Union County and city of Marysville officials have decided to stop using the emergency telephone notification system known as CodeRED for tornado warnings.

They said CodeRED on May 11 and 31 took too much time to notify the public of tornado warnings.

"It seems the messages get relayed too late," sheriff's office communication director Anne Barr said.

About 16,000 Union County residents signed up to receive the free CodeRED service. She said it takes about 15 minutes for all 16,000 to receive a call.

"Sometimes that's too long, especially for tornado warnings, when time is not on your side," she said. She said the sheriff's office now encourages residents to watch the local news and use weather radios.

She said part of the delay is the time required to record the calls, which takes a couple of minutes. The other factor is that local phone lines can't handle that many calls in such a short amount of time, which slows things down further.

Barr said CodeRED can still be used for notifications such as prison escapes, home invasions and natural gas leaks.

CodeRED vice president David Digiacomo said CodeRED can make 60,000 calls an hour.

"It just depends on what the local telephone switch can handle," he said. He said the company currently has about 40 contracts in Ohio, including both cities and counties. Several of those contracts cover six or seven cities each, he said.

Union County and Marysville signed up for CodeRED, sharing the $7,000 annual cost. In return, county residents can sign up for the service for free.
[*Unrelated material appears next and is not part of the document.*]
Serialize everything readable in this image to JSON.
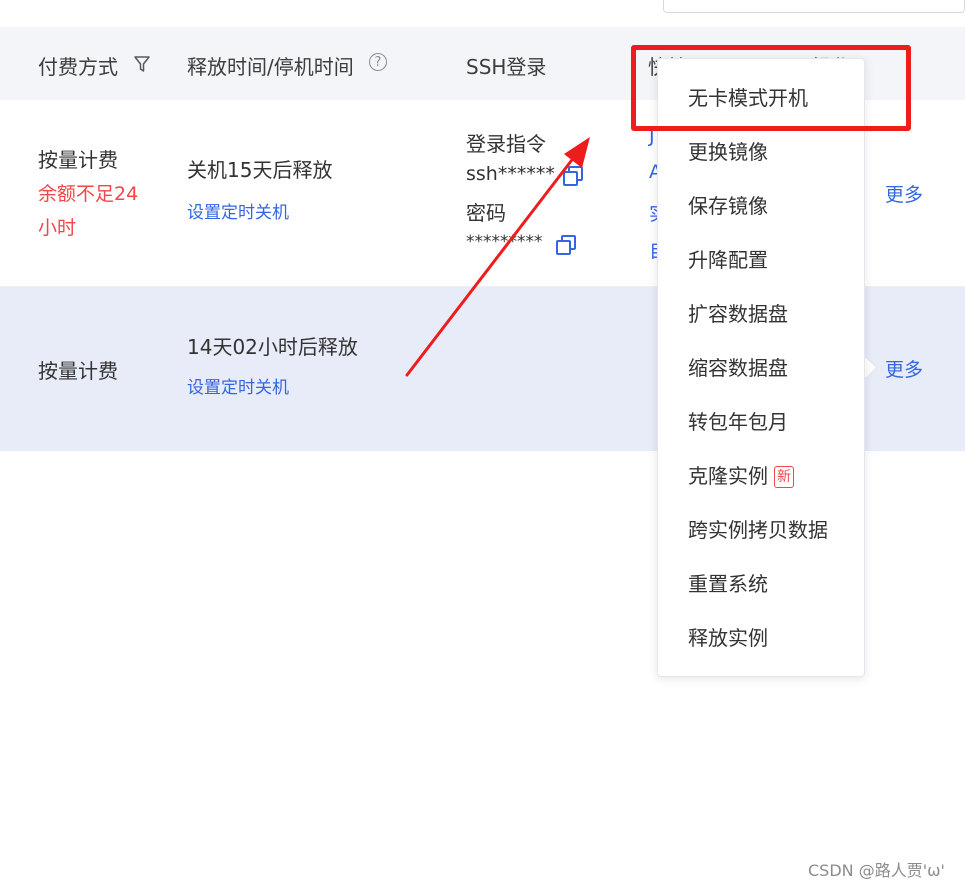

The annual fee also covers 40,000 minutes of phone use each year.

Barr said a 30-second message sent to 16,000 people will use 8,000 minutes.

Digiacomo said another CodeRED product, Weather Warning, is faster because it's completely automated.

"That's what we recommend for tornado warnings," he said.

Barr said there hasn't been enough time to consider that program.

"We just recently learned of Weather Warning and have not really had time to do research on it or discuss it at length as a group," she said.

It's important for the public to sign up for CodeRED, Digiacomo said.

"The only way to guarantee you're in the emergency database is if you sign up," he said. "We have to know how to contact you. That could help save a life down the line."

To sign up for CodeRED, call (937) 645-4110 or log on to www.co.union.oh.us/ sheriff.